Eric Sevareid, who is retiring after 38 years with CBS News, delivered his final daily commentary last night on the CBS Evening News. The following is a transcript of his remarks:

"By my time of life one has accumulated more allegiances and moral debts than the mind can remember or the heart contain.

"So I cannot enumerate my betters, my mentors and susbtainers during so many years of trying to use with sense, this communications instrument, as unperfected as the persons who use it. But they know that I know who they are.

"Many are gone, including the man who invented me, Ed Murrow. Some died in the wars we were reporting. I have gone the normal span of a man's working life, rather abnormal in this calling, and it's a happy surprise.

"We were like a young band of brothers in those early radio days with Murrow. If my affections are not easily given, neither are they easily withdrawn. I have remained through it all with CBS News, and if it is regarded as old-fashioned to feel loyalty to an organizations, so be it.

"Mine has been, here, an unelected, unlicensed, uncodified office and function. The rules are self-imposed. These were a few:

"Not to underestimate the intelligence of the audience and not to overestimate its formation.

"To elucidate, when one can, more then to advocate.

"To remember always that the public is only people, and people only persons, no two alike.

"To retain the courage of one's doubts as well as one's convictions in this world of dangerously passionate certainties.

"To comfort oneself, in times of error, with the knowledge that the saving grace of the press, print or broadcast, is its self-correcting nature. And to remember that ignorant and biased reporting has its counterpart in ignorant and biased reading and listening. We do not speak into an intellectual or emotional void.

"One's influence cannot be measured. History provides, for the journalist, no markers or milestones.
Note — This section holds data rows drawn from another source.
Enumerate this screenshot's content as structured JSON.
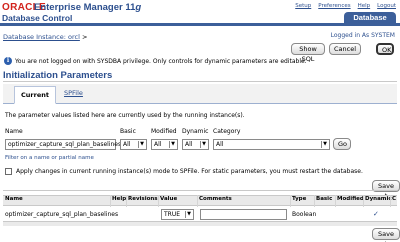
{
  "header": {
    "oracle_logo": "ORACLE",
    "product": "Enterprise Manager 11",
    "product_version": "g",
    "subtitle": "Database Control",
    "links": [
      "Setup",
      "Preferences",
      "Help",
      "Logout"
    ],
    "tab_label": "Database"
  },
  "instance_label": "Database Instance: orcl",
  "instance_suffix": ">",
  "logged_in": "Logged in As SYSTEM",
  "buttons": {
    "show_sql": "Show SQL",
    "cancel": "Cancel",
    "ok": "OK",
    "go": "Go",
    "save_top": "Save t",
    "save_bottom": "Save t"
  },
  "warning": "You are not logged on with SYSDBA privilege. Only controls for dynamic parameters are editable.",
  "section_title": "Initialization Parameters",
  "tabs": [
    "Current",
    "SPFile"
  ],
  "intro": "The parameter values listed here are currently used by the running instance(s).",
  "filter": {
    "name_label": "Name",
    "name_value": "optimizer_capture_sql_plan_baselines",
    "basic_label": "Basic",
    "basic_value": "All",
    "modified_label": "Modified",
    "modified_value": "All",
    "dynamic_label": "Dynamic",
    "dynamic_value": "All",
    "category_label": "Category",
    "category_value": "All",
    "hint": "Filter on a name or partial name"
  },
  "apply_text": "Apply changes in current running instance(s) mode to SPFile. For static parameters, you must restart the database.",
  "table": {
    "columns": [
      "Name",
      "Help",
      "Revisions",
      "Value",
      "Comments",
      "Type",
      "Basic",
      "Modified",
      "Dynamic",
      "C"
    ],
    "rows": [
      {
        "name": "optimizer_capture_sql_plan_baselines",
        "value": "TRUE",
        "comments": "",
        "type": "Boolean",
        "dynamic": "✓"
      }
    ]
  },
  "colors": {
    "brand_red": "#d2231c",
    "link_blue": "#2c4f8e",
    "tab_bar_blue": "#3c5f9a"
  }
}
But he is allowed to take his memories.

"And one can understand, as he looks back, the purpose of the effort and why it must be done.

"A friend and teacher, the late Walter Lippmann, described the role of the professional reporter and observer of the news in this manner:

"We make it our business,' he said, 'to find out what is going on, under the surface and beyond the horizon; to infer, to deduce, to imagine and to guess what is going on inside - and what this meant yesterday and what it could mean tomorrow. In this way we do what every sovereign citizen is supposed to do but has not the time or the interest to do it for himself. This is our job. It is no mean calling and we have a right to be proud of it and be glad that it is our work.'

"In the end, of course, it is not one's employers or colleagues that sustain one quite so much as the listening public when it be so minded.

"And I have found that it applies only one consistent test - not agreement with one on substance - but the perception of honesty and fair intent. There is, in the American people, a tough, undiminished instinct for what is fair, Rightly or wrongly, I have the feeling what I have passed the test. I shall wear this like a medal.

"Millions have listened, intently or indifferently, in agreement and in powerful disagreement. Tens of thousands have written their thoughts to me.

"I will feel, always, that I stand in their midst.

"This was Eric Sevareid in Washington. Thank you and goodbye."